Tibet isn’t the only “religious” community that is being persecuted by the Chinese government
- $4.7 million landmark church has been demolished in China
- Officials responsible for demolition say church was an illegal structure
- Christian rights group says demolition signals an official anti-religious campaign
(Zoe Li – CNN) — A massive church was razed to the ground this week in Wenzhou, a coastal Chinese city nicknamed the “Jerusalem of the East” for its large Christian population.
Local officials responsible for the demolition say the church was an illegal structure that was four times the permitted structure size. But Christian groups are concerned that the demolition signals an official campaign against religious organizations.
The church’s demolition on Monday was preceded by a month-long standoff between supporters of the church and local authorities, with supporters occupying the church to protest its destruction.
But the official rhetoric has since changed entirely.
Jin Leibo, a spokesperson from the propaganda department of Yongjia County, where Sanjiang Church was located, told CNN that the church was destroyed as it was “illegal.”
“The building area should be within 1,881 square meters, but they built 7,928 square meters illegally,” Jin said. The church was asked to “self-rectify” by April 22, but workers only managed to tear down 500 square meters by deadline, according to officials.
By Monday evening the church had been flattened by bulldozers.
Five local government officials are currently under investigation in relation to the illegal construction of the church, according to Jin. One official was arrested, and another is in custody.
Representatives of the church could not be reached for comment by CNN.
U.S.-based Christian rights group China Aid says the faithful are worried that the church demolition could be a sign that the government is tightening its grip over the spread of Christianity in China.
The organization claims that churches in different parts of Wenzhou and Hangzhou are currently “facing persecution” as a result of a provincial campaign against religious structures that was set into motion after Zhejiang Party Secretary Xia Baolong visited churches across the province and deemed them “too conspicuous.”

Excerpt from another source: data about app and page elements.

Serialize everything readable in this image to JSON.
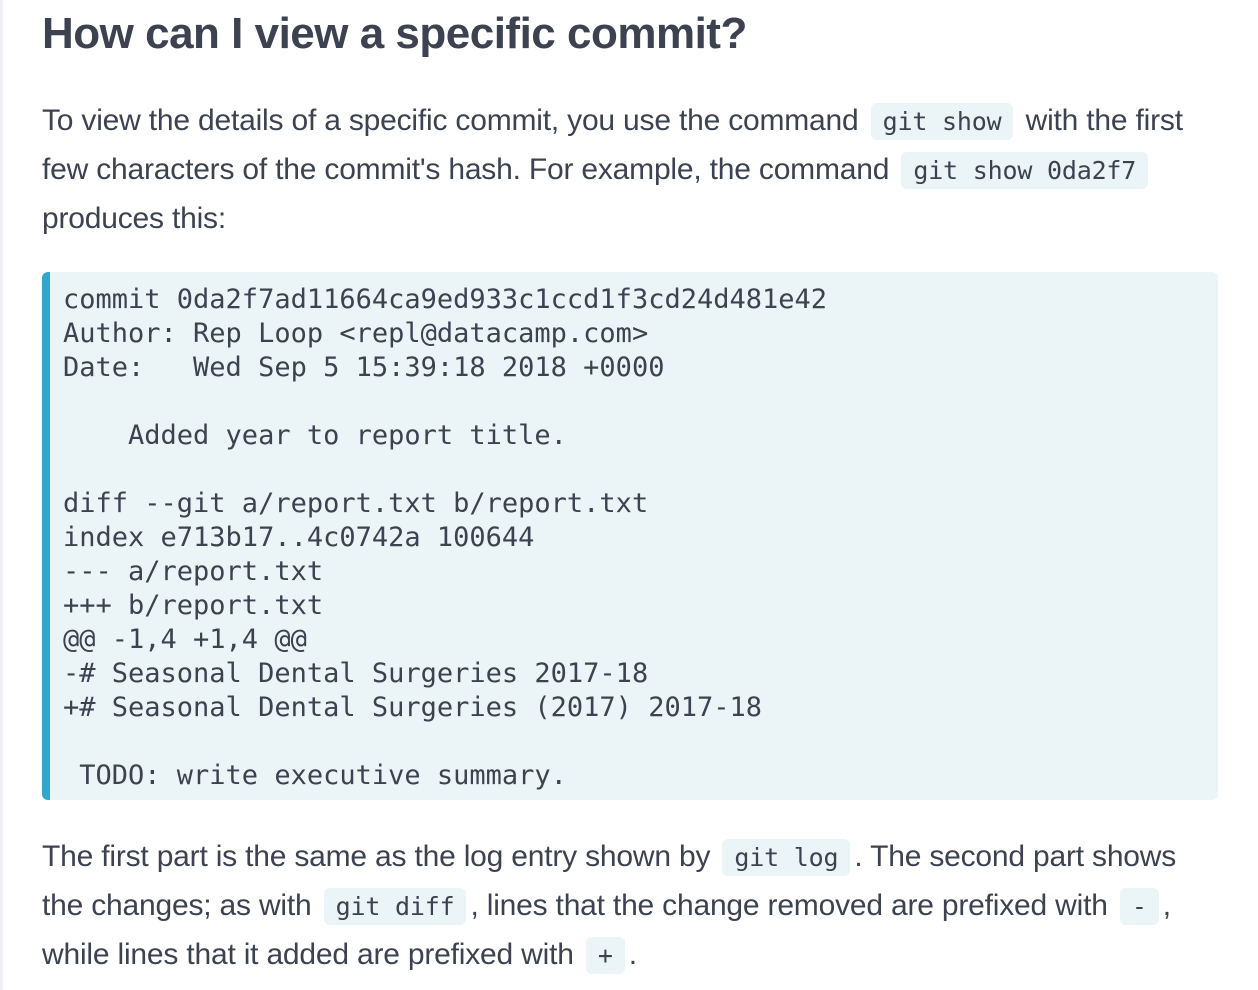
{
  "heading": "How can I view a specific commit?",
  "intro": {
    "t1": "To view the details of a specific commit, you use the command ",
    "c1": "git show",
    "t2": " with the first few characters of the commit's hash. For example, the command ",
    "c2": "git show 0da2f7",
    "t3": " produces this:"
  },
  "code_block": {
    "lines": [
      "commit 0da2f7ad11664ca9ed933c1ccd1f3cd24d481e42",
      "Author: Rep Loop <repl@datacamp.com>",
      "Date:   Wed Sep 5 15:39:18 2018 +0000",
      "",
      "    Added year to report title.",
      "",
      "diff --git a/report.txt b/report.txt",
      "index e713b17..4c0742a 100644",
      "--- a/report.txt",
      "+++ b/report.txt",
      "@@ -1,4 +1,4 @@",
      "-# Seasonal Dental Surgeries 2017-18",
      "+# Seasonal Dental Surgeries (2017) 2017-18",
      "",
      " TODO: write executive summary."
    ]
  },
  "outro": {
    "t1": "The first part is the same as the log entry shown by ",
    "c1": "git log",
    "t2": ". The second part shows the changes; as with ",
    "c2": "git diff",
    "t3": ", lines that the change removed are prefixed with ",
    "c3": "-",
    "t4": ", while lines that it added are prefixed with ",
    "c4": "+",
    "t5": "."
  },
  "colors": {
    "text": "#3d4251",
    "code_bg": "#ebf4f7",
    "accent_border": "#2fa8c9"
  }
}
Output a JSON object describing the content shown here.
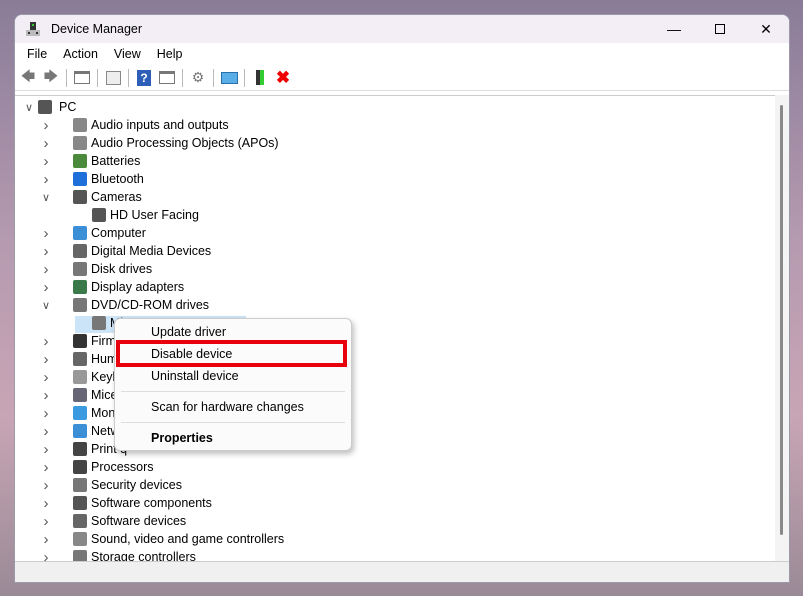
{
  "window": {
    "title": "Device Manager",
    "controls": [
      "minimize",
      "maximize",
      "close"
    ]
  },
  "menubar": [
    "File",
    "Action",
    "View",
    "Help"
  ],
  "toolbar": [
    "back-icon",
    "forward-icon",
    "show-hide-console-tree-icon",
    "properties-icon",
    "help-icon",
    "action-pane-icon",
    "update-driver-icon",
    "scan-hardware-icon",
    "enable-device-icon",
    "uninstall-icon"
  ],
  "tree": {
    "root": "PC",
    "items": [
      {
        "label": "Audio inputs and outputs",
        "state": "collapsed",
        "color": "#888"
      },
      {
        "label": "Audio Processing Objects (APOs)",
        "state": "collapsed",
        "color": "#888"
      },
      {
        "label": "Batteries",
        "state": "collapsed",
        "color": "#4a8a3a"
      },
      {
        "label": "Bluetooth",
        "state": "collapsed",
        "color": "#1e6fd9"
      },
      {
        "label": "Cameras",
        "state": "expanded",
        "color": "#555"
      },
      {
        "label": "HD User Facing",
        "child": true,
        "color": "#555"
      },
      {
        "label": "Computer",
        "state": "collapsed",
        "color": "#3a8fd6"
      },
      {
        "label": "Digital Media Devices",
        "state": "collapsed",
        "color": "#666"
      },
      {
        "label": "Disk drives",
        "state": "collapsed",
        "color": "#777"
      },
      {
        "label": "Display adapters",
        "state": "collapsed",
        "color": "#3a7a4a"
      },
      {
        "label": "DVD/CD-ROM drives",
        "state": "expanded",
        "color": "#777"
      },
      {
        "label": "Mic",
        "child": true,
        "selected": true,
        "color": "#777"
      },
      {
        "label": "Firmwa",
        "state": "collapsed",
        "color": "#333"
      },
      {
        "label": "Human",
        "state": "collapsed",
        "color": "#666"
      },
      {
        "label": "Keybo",
        "state": "collapsed",
        "color": "#999"
      },
      {
        "label": "Mice a",
        "state": "collapsed",
        "color": "#667"
      },
      {
        "label": "Monito",
        "state": "collapsed",
        "color": "#3a9be0"
      },
      {
        "label": "Netwo",
        "state": "collapsed",
        "color": "#3a8fd6"
      },
      {
        "label": "Print q",
        "state": "collapsed",
        "color": "#444"
      },
      {
        "label": "Processors",
        "state": "collapsed",
        "color": "#444"
      },
      {
        "label": "Security devices",
        "state": "collapsed",
        "color": "#777"
      },
      {
        "label": "Software components",
        "state": "collapsed",
        "color": "#555"
      },
      {
        "label": "Software devices",
        "state": "collapsed",
        "color": "#666"
      },
      {
        "label": "Sound, video and game controllers",
        "state": "collapsed",
        "color": "#888"
      },
      {
        "label": "Storage controllers",
        "state": "collapsed",
        "color": "#777"
      }
    ]
  },
  "context_menu": {
    "items": [
      "Update driver",
      "Disable device",
      "Uninstall device",
      "Scan for hardware changes",
      "Properties"
    ],
    "highlighted": "Disable device",
    "highlight_color": "#e8000c"
  }
}
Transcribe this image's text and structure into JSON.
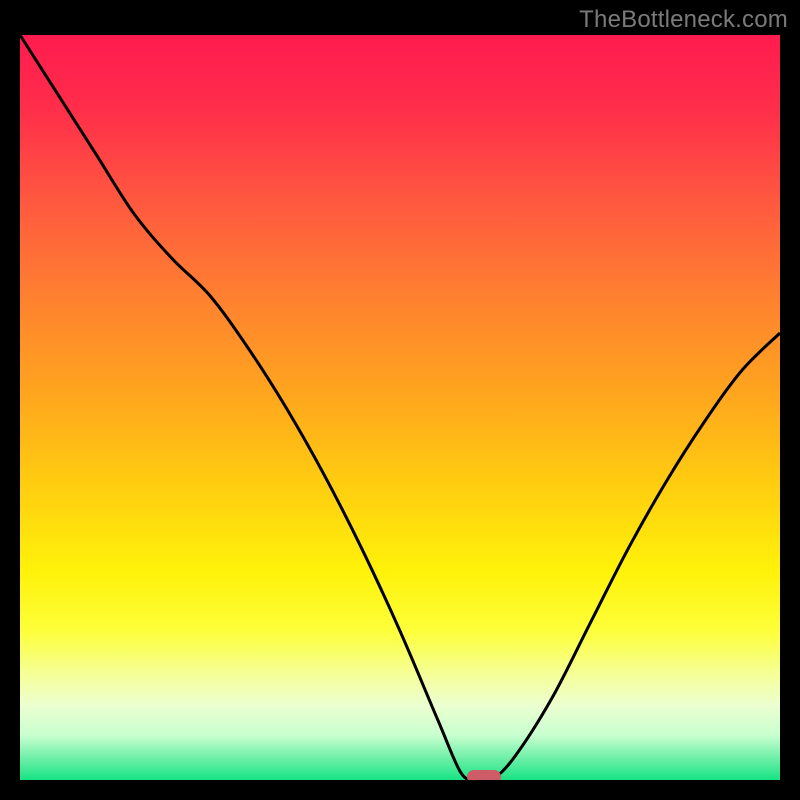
{
  "watermark": "TheBottleneck.com",
  "colors": {
    "black": "#000000",
    "curve": "#000000",
    "marker": "#cf5b66",
    "gradient_stops": [
      {
        "offset": 0.0,
        "color": "#ff1b4f"
      },
      {
        "offset": 0.1,
        "color": "#ff2e4a"
      },
      {
        "offset": 0.22,
        "color": "#ff5740"
      },
      {
        "offset": 0.35,
        "color": "#ff8030"
      },
      {
        "offset": 0.48,
        "color": "#ffa51e"
      },
      {
        "offset": 0.6,
        "color": "#ffcc10"
      },
      {
        "offset": 0.72,
        "color": "#fff20a"
      },
      {
        "offset": 0.8,
        "color": "#fdff3a"
      },
      {
        "offset": 0.86,
        "color": "#f5ff9a"
      },
      {
        "offset": 0.9,
        "color": "#ecffd0"
      },
      {
        "offset": 0.94,
        "color": "#c8ffcf"
      },
      {
        "offset": 0.97,
        "color": "#70f0a8"
      },
      {
        "offset": 1.0,
        "color": "#17e384"
      }
    ]
  },
  "chart_data": {
    "type": "line",
    "title": "",
    "xlabel": "",
    "ylabel": "",
    "xlim": [
      0,
      100
    ],
    "ylim": [
      0,
      100
    ],
    "x": [
      0,
      5,
      10,
      15,
      20,
      25,
      30,
      35,
      40,
      45,
      50,
      55,
      58,
      60,
      62,
      65,
      70,
      75,
      80,
      85,
      90,
      95,
      100
    ],
    "values": [
      100,
      92,
      84,
      76,
      70,
      65,
      58,
      50,
      41,
      31,
      20,
      8,
      1,
      0,
      0,
      3,
      11,
      21,
      31,
      40,
      48,
      55,
      60
    ],
    "marker_x": 61,
    "marker_y": 0,
    "annotations": []
  }
}
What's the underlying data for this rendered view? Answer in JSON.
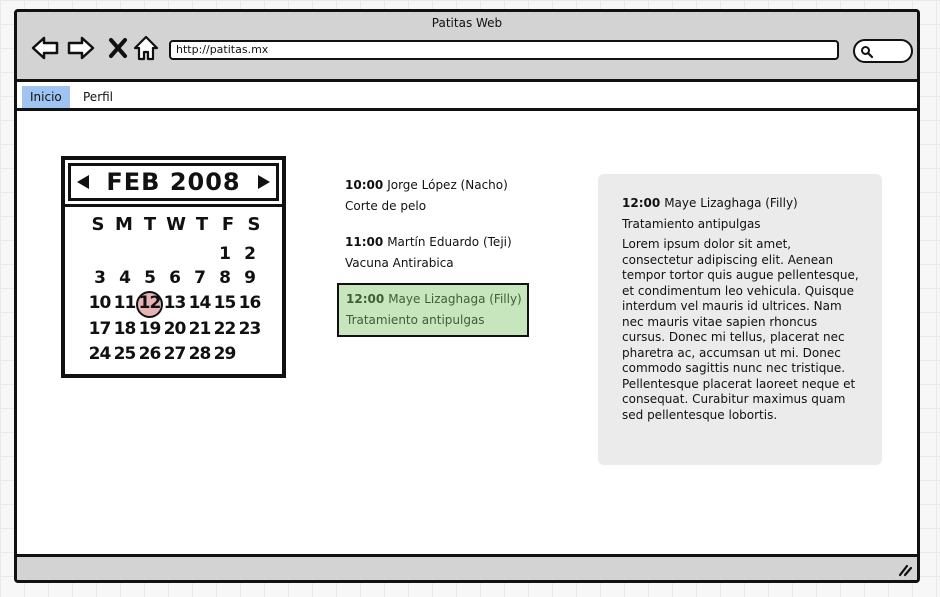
{
  "window": {
    "title": "Patitas Web"
  },
  "toolbar": {
    "url": "http://patitas.mx",
    "icons": [
      "back-arrow-icon",
      "forward-arrow-icon",
      "close-x-icon",
      "home-icon",
      "search-icon"
    ]
  },
  "tabs": [
    {
      "label": "Inicio",
      "active": true
    },
    {
      "label": "Perfil",
      "active": false
    }
  ],
  "calendar": {
    "month_label": "FEB 2008",
    "weekday_headers": [
      "S",
      "M",
      "T",
      "W",
      "T",
      "F",
      "S"
    ],
    "weeks": [
      [
        "",
        "",
        "",
        "",
        "",
        "1",
        "2"
      ],
      [
        "3",
        "4",
        "5",
        "6",
        "7",
        "8",
        "9"
      ],
      [
        "10",
        "11",
        "12",
        "13",
        "14",
        "15",
        "16"
      ],
      [
        "17",
        "18",
        "19",
        "20",
        "21",
        "22",
        "23"
      ],
      [
        "24",
        "25",
        "26",
        "27",
        "28",
        "29",
        ""
      ]
    ],
    "selected_day": "12",
    "selected_color": "#e7b3b3"
  },
  "appointments": [
    {
      "time": "10:00",
      "name": "Jorge López (Nacho)",
      "service": "Corte de pelo"
    },
    {
      "time": "11:00",
      "name": "Martín Eduardo (Teji)",
      "service": "Vacuna Antirabica"
    },
    {
      "time": "12:00",
      "name": "Maye Lizaghaga (Filly)",
      "service": "Tratamiento antipulgas",
      "selected": true
    }
  ],
  "detail": {
    "time": "12:00",
    "name": "Maye Lizaghaga (Filly)",
    "service": "Tratamiento antipulgas",
    "body": "Lorem ipsum dolor sit amet, consectetur adipiscing elit. Aenean tempor tortor quis augue pellentesque, et condimentum leo vehicula. Quisque interdum vel mauris id ultrices. Nam nec mauris vitae sapien rhoncus cursus. Donec mi tellus, placerat nec pharetra ac, accumsan ut mi. Donec commodo sagittis nunc nec tristique. Pellentesque placerat laoreet neque et consequat. Curabitur maximus quam sed pellentesque lobortis."
  },
  "colors": {
    "chrome": "#d3d3d3",
    "active_tab": "#9fc4f2",
    "selected_appointment": "#c7e6bd",
    "detail_panel": "#ebebeb"
  }
}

Under Communist Party rule since 1949, China is officially an atheist country, but Christianity is growing. According to the Pew Research Center, China’s Christian population had reached 67 million by 2010, the second largest in Asia.